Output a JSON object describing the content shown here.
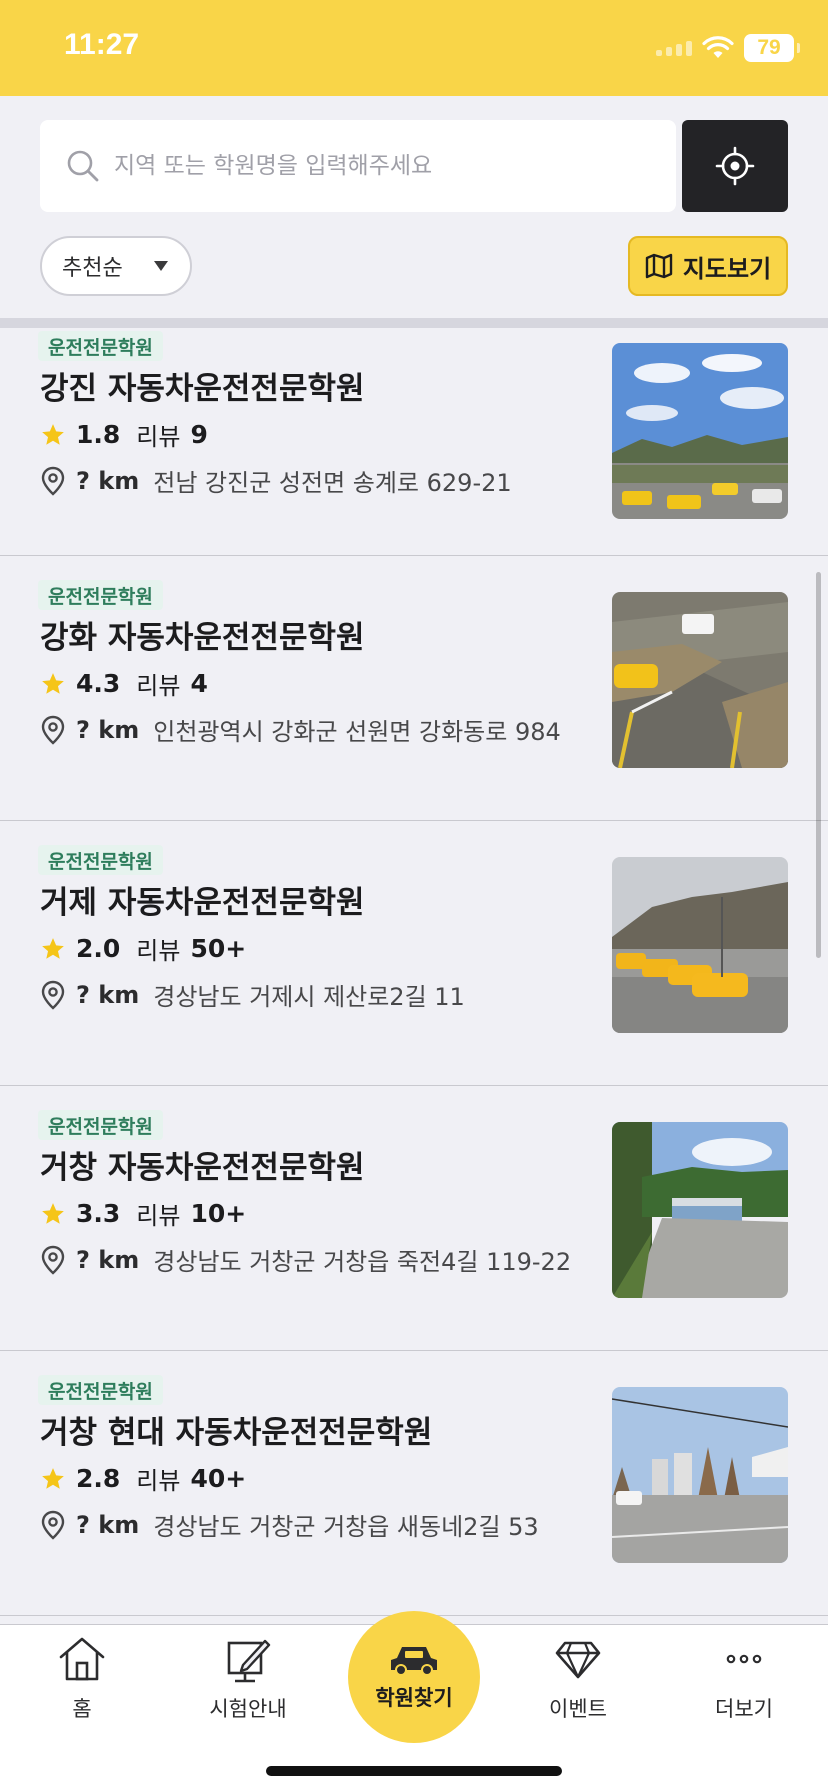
{
  "status_bar": {
    "time": "11:27",
    "battery": "79"
  },
  "search": {
    "placeholder": "지역 또는 학원명을 입력해주세요"
  },
  "filters": {
    "sort_label": "추천순",
    "map_label": "지도보기"
  },
  "academies": [
    {
      "badge": "운전전문학원",
      "name": "강진 자동차운전전문학원",
      "rating": "1.8",
      "review_label": "리뷰",
      "review_count": "9",
      "distance": "? km",
      "address": "전남 강진군 성전면 송계로 629-21"
    },
    {
      "badge": "운전전문학원",
      "name": "강화 자동차운전전문학원",
      "rating": "4.3",
      "review_label": "리뷰",
      "review_count": "4",
      "distance": "? km",
      "address": "인천광역시 강화군 선원면 강화동로 984"
    },
    {
      "badge": "운전전문학원",
      "name": "거제 자동차운전전문학원",
      "rating": "2.0",
      "review_label": "리뷰",
      "review_count": "50+",
      "distance": "? km",
      "address": "경상남도 거제시 제산로2길 11"
    },
    {
      "badge": "운전전문학원",
      "name": "거창 자동차운전전문학원",
      "rating": "3.3",
      "review_label": "리뷰",
      "review_count": "10+",
      "distance": "? km",
      "address": "경상남도 거창군 거창읍 죽전4길 119-22"
    },
    {
      "badge": "운전전문학원",
      "name": "거창 현대 자동차운전전문학원",
      "rating": "2.8",
      "review_label": "리뷰",
      "review_count": "40+",
      "distance": "? km",
      "address": "경상남도 거창군 거창읍 새동네2길 53"
    }
  ],
  "tabs": [
    {
      "label": "홈",
      "icon": "home-icon"
    },
    {
      "label": "시험안내",
      "icon": "edit-icon"
    },
    {
      "label": "학원찾기",
      "icon": "car-icon"
    },
    {
      "label": "이벤트",
      "icon": "diamond-icon"
    },
    {
      "label": "더보기",
      "icon": "more-icon"
    }
  ],
  "colors": {
    "brand_yellow": "#f9d548",
    "badge_green": "#2e7d5c",
    "star": "#f5c518",
    "dark_button": "#232326"
  }
}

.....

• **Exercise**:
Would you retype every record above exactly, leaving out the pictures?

• **Response**:
Output a JSON object describing the content shown here.
{
  "status_bar": {
    "time": "11:27",
    "battery": "79"
  },
  "search": {
    "placeholder": "지역 또는 학원명을 입력해주세요"
  },
  "filters": {
    "sort_label": "추천순",
    "map_label": "지도보기"
  },
  "academies": [
    {
      "badge": "운전전문학원",
      "name": "강진 자동차운전전문학원",
      "rating": "1.8",
      "review_label": "리뷰",
      "review_count": "9",
      "distance": "? km",
      "address": "전남 강진군 성전면 송계로 629-21"
    },
    {
      "badge": "운전전문학원",
      "name": "강화 자동차운전전문학원",
      "rating": "4.3",
      "review_label": "리뷰",
      "review_count": "4",
      "distance": "? km",
      "address": "인천광역시 강화군 선원면 강화동로 984"
    },
    {
      "badge": "운전전문학원",
      "name": "거제 자동차운전전문학원",
      "rating": "2.0",
      "review_label": "리뷰",
      "review_count": "50+",
      "distance": "? km",
      "address": "경상남도 거제시 제산로2길 11"
    },
    {
      "badge": "운전전문학원",
      "name": "거창 자동차운전전문학원",
      "rating": "3.3",
      "review_label": "리뷰",
      "review_count": "10+",
      "distance": "? km",
      "address": "경상남도 거창군 거창읍 죽전4길 119-22"
    },
    {
      "badge": "운전전문학원",
      "name": "거창 현대 자동차운전전문학원",
      "rating": "2.8",
      "review_label": "리뷰",
      "review_count": "40+",
      "distance": "? km",
      "address": "경상남도 거창군 거창읍 새동네2길 53"
    }
  ],
  "tabs": [
    {
      "label": "홈",
      "icon": "home-icon"
    },
    {
      "label": "시험안내",
      "icon": "edit-icon"
    },
    {
      "label": "학원찾기",
      "icon": "car-icon"
    },
    {
      "label": "이벤트",
      "icon": "diamond-icon"
    },
    {
      "label": "더보기",
      "icon": "more-icon"
    }
  ],
  "colors": {
    "brand_yellow": "#f9d548",
    "badge_green": "#2e7d5c",
    "star": "#f5c518",
    "dark_button": "#232326"
  }
}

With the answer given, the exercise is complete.